*REQUIRED ACTION*: Filter the listing and keep only the lines with the word "Validador".

*RAW DATA*:
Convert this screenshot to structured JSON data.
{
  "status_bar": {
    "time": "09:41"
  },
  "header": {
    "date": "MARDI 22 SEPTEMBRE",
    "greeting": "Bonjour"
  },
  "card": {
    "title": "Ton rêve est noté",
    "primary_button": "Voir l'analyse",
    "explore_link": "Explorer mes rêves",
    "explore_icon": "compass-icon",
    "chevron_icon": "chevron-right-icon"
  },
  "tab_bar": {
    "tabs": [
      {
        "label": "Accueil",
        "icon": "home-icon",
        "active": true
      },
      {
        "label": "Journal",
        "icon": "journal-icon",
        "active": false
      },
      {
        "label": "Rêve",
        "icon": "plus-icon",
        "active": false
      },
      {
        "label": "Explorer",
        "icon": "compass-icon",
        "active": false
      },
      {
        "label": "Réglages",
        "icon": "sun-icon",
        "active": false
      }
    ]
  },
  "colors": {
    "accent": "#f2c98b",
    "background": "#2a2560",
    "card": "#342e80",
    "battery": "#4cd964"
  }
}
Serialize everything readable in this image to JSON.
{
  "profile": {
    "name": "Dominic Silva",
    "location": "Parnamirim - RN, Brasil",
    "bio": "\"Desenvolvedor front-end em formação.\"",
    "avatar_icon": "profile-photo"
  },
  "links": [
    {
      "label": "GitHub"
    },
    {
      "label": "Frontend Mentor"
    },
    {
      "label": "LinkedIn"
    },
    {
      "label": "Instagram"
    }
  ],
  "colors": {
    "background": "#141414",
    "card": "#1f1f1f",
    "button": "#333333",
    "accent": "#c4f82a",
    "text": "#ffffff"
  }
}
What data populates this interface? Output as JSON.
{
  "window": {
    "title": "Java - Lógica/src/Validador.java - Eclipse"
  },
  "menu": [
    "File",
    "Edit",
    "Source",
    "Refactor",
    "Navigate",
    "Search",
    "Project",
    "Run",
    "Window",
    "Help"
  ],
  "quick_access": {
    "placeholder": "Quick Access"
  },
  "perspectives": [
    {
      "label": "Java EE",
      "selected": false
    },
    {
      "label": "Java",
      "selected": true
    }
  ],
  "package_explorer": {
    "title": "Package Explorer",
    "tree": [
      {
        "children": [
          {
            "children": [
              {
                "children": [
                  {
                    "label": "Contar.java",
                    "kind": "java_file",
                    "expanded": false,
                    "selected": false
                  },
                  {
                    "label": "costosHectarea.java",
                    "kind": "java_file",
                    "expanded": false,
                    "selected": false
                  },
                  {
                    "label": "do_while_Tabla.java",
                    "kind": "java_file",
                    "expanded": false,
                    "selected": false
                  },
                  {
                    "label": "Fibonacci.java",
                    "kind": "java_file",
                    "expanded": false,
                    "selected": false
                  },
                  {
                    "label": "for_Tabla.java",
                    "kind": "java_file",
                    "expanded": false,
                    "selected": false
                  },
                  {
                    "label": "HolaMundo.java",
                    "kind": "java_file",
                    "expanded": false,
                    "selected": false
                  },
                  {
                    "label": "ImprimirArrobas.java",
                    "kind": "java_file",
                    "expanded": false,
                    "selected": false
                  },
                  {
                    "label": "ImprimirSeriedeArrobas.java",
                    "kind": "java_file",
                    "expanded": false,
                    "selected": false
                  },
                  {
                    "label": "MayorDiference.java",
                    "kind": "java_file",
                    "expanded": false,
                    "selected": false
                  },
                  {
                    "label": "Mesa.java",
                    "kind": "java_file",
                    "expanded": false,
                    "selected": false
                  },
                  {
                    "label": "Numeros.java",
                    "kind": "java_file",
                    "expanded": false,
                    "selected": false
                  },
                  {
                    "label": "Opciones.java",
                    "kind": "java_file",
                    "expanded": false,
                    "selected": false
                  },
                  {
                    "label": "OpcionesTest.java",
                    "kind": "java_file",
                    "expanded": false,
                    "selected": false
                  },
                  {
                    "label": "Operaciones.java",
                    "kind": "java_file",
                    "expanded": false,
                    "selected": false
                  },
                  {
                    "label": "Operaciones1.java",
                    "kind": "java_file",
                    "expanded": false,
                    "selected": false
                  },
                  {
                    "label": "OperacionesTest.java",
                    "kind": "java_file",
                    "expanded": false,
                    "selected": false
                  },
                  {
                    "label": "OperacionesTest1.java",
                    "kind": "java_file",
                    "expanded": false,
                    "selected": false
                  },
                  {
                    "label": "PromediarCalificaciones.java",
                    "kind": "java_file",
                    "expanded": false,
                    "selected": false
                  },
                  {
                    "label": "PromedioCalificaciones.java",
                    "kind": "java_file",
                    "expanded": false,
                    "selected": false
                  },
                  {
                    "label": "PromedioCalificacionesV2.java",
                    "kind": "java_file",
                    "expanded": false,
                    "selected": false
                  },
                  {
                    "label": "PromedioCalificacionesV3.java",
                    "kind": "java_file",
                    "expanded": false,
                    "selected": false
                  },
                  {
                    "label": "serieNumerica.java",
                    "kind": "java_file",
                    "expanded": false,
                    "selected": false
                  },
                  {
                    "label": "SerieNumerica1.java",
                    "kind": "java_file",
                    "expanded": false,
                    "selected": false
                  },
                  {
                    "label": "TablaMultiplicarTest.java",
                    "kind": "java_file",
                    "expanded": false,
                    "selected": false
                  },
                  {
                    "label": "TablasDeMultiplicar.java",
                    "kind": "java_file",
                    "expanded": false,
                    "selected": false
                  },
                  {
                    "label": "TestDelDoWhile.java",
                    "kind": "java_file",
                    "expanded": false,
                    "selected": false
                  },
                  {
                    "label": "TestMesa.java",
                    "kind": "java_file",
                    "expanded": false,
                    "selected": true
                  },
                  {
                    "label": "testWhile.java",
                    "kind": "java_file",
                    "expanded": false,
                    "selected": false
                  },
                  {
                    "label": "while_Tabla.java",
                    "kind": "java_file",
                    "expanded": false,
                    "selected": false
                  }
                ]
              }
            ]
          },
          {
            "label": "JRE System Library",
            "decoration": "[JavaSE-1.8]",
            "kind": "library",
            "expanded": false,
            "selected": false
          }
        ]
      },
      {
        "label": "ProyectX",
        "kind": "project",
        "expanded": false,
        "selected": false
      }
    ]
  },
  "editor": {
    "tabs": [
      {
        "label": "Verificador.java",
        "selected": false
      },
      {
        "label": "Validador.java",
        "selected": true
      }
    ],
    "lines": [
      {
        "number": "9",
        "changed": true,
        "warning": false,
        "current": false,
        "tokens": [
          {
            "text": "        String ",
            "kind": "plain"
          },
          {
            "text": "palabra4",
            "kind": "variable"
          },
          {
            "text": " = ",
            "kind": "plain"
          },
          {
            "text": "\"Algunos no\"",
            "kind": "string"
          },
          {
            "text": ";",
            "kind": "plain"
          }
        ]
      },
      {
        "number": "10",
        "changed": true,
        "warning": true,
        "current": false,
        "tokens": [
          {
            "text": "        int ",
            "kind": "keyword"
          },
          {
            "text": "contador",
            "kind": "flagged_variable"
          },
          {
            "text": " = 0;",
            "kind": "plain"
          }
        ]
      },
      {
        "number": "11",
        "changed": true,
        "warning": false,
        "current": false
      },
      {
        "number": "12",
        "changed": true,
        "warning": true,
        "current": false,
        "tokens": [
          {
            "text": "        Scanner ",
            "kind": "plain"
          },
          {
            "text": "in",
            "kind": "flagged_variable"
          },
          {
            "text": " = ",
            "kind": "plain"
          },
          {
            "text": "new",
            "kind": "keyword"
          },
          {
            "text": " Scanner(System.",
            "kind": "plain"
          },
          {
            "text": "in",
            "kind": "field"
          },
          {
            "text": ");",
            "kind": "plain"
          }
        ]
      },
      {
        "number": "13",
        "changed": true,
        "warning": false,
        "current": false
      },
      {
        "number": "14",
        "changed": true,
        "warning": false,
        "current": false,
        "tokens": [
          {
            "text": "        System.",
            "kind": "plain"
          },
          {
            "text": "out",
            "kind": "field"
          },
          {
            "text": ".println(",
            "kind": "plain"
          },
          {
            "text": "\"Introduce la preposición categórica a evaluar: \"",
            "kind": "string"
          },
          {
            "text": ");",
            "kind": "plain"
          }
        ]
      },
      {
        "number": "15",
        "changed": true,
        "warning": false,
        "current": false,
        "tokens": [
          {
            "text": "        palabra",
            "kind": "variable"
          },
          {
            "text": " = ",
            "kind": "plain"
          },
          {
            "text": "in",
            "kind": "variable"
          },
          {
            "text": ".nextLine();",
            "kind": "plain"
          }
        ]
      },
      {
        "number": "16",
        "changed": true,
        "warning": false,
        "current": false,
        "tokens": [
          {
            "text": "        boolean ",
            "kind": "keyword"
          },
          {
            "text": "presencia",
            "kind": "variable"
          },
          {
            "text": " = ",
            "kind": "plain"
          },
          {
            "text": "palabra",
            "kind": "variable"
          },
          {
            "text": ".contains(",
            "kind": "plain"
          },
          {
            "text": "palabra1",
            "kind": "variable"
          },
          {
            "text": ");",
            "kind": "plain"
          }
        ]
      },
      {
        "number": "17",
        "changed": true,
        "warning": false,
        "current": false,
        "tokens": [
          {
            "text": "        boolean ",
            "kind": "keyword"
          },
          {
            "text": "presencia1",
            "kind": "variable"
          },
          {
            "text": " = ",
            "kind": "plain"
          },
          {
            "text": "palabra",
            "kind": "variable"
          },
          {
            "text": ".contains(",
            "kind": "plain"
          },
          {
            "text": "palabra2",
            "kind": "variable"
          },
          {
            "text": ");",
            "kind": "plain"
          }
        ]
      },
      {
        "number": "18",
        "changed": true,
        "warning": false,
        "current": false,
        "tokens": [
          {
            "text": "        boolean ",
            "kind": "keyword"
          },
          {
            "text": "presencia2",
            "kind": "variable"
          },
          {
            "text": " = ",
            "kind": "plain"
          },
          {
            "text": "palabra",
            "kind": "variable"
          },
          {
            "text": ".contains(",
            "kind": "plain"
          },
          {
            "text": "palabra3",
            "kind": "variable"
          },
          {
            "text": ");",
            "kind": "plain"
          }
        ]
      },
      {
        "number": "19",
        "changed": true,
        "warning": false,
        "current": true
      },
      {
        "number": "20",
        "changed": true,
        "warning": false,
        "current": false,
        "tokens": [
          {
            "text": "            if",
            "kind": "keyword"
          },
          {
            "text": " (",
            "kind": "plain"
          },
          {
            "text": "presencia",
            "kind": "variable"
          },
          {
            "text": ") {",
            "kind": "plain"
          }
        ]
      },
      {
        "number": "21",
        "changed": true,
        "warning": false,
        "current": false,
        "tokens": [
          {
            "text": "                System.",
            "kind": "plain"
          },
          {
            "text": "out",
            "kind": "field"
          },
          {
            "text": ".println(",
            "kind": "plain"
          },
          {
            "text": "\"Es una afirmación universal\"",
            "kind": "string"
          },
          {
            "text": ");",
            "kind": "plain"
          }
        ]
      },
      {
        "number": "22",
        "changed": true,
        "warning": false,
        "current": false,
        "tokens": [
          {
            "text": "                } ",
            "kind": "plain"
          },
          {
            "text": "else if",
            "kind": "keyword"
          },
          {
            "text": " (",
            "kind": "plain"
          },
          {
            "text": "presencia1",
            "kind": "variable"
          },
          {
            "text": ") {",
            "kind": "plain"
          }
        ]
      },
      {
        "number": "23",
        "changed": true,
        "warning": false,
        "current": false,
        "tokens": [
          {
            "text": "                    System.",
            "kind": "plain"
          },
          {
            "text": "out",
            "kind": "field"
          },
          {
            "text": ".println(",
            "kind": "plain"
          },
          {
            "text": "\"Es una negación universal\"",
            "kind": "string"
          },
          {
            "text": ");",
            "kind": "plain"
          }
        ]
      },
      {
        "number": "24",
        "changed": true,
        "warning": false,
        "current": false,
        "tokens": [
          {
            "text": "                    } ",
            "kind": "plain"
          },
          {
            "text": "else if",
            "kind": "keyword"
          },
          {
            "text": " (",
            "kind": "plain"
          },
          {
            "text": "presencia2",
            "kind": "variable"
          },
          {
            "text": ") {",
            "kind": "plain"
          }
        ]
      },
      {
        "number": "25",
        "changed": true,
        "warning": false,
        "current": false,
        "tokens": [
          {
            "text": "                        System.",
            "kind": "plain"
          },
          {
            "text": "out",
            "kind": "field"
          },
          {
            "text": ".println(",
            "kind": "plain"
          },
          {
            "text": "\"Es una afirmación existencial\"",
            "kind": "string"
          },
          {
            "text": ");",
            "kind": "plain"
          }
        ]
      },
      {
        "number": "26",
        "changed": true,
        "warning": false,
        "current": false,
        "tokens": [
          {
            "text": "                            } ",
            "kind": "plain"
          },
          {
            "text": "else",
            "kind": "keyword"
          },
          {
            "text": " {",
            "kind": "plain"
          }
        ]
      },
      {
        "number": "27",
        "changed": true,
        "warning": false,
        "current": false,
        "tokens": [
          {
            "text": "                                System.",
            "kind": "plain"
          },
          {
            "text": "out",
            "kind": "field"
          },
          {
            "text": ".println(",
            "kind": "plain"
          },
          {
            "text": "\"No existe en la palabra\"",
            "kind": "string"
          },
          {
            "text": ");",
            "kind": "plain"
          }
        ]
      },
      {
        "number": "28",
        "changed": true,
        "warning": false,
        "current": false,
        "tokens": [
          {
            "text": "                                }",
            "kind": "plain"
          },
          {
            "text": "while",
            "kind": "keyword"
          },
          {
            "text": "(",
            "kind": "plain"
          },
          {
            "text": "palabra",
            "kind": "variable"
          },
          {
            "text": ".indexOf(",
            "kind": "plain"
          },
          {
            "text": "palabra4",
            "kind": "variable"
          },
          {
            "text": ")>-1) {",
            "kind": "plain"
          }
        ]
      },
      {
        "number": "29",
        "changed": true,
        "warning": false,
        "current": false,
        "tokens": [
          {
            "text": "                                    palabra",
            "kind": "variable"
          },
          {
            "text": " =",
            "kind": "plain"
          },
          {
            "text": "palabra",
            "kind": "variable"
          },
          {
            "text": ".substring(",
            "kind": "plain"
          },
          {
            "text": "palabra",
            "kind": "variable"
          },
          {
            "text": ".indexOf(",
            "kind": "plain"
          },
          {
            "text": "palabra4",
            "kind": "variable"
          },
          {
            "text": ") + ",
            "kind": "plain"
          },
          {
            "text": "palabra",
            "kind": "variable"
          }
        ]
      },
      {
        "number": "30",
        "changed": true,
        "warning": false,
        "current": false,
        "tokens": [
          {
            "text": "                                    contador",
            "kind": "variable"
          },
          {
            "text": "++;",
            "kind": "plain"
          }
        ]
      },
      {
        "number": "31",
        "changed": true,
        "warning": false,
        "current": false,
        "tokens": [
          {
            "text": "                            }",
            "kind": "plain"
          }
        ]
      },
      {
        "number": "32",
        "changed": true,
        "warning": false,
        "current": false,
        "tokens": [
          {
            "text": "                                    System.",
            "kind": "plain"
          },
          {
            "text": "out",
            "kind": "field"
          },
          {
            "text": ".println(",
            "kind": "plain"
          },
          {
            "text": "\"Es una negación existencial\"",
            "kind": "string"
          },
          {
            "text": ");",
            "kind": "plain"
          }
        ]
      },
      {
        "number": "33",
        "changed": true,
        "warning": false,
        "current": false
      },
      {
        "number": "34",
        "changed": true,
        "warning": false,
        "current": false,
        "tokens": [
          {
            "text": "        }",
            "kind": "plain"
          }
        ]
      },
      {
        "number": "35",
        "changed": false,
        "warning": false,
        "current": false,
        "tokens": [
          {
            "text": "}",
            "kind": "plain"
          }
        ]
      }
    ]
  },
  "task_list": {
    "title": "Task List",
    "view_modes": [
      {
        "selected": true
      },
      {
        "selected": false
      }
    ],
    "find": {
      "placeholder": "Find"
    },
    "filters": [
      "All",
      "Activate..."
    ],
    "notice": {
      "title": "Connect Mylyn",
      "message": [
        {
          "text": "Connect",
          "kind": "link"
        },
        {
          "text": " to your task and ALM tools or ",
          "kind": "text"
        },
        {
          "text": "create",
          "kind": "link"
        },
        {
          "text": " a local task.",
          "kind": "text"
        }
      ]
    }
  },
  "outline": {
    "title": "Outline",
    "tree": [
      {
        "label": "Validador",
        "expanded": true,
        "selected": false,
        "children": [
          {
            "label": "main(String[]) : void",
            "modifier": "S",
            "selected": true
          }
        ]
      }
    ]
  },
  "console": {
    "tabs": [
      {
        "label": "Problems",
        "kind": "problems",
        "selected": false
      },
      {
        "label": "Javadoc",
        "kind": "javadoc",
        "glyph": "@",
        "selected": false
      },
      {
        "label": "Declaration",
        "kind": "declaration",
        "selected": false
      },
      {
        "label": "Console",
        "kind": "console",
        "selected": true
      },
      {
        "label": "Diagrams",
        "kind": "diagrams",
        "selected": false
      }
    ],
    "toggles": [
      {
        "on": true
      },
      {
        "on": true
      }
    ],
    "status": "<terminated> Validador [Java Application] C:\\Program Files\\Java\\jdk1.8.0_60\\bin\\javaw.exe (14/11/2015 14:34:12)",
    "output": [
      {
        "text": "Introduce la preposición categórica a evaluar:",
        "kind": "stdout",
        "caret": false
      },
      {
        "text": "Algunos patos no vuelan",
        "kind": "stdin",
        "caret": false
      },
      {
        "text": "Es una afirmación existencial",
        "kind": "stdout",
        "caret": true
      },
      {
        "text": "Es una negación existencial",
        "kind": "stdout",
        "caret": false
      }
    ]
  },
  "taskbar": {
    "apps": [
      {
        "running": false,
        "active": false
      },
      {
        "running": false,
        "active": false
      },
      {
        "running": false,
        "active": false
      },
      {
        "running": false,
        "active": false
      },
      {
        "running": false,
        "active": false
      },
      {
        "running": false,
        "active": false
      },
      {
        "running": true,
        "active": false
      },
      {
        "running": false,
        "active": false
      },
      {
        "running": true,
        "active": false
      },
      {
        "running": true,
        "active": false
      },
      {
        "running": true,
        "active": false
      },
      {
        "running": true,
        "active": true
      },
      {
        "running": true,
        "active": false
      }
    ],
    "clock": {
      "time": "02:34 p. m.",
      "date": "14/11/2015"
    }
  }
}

*SOLUTION TO THE EXERCISE*:
    "title": "Java - Lógica/src/Validador.java - Eclipse"
        "label": "Validador.java",
        "label": "Validador",
    "status": "<terminated> Validador [Java Application] C:\\Program Files\\Java\\jdk1.8.0_60\\bin\\javaw.exe (14/11/2015 14:34:12)",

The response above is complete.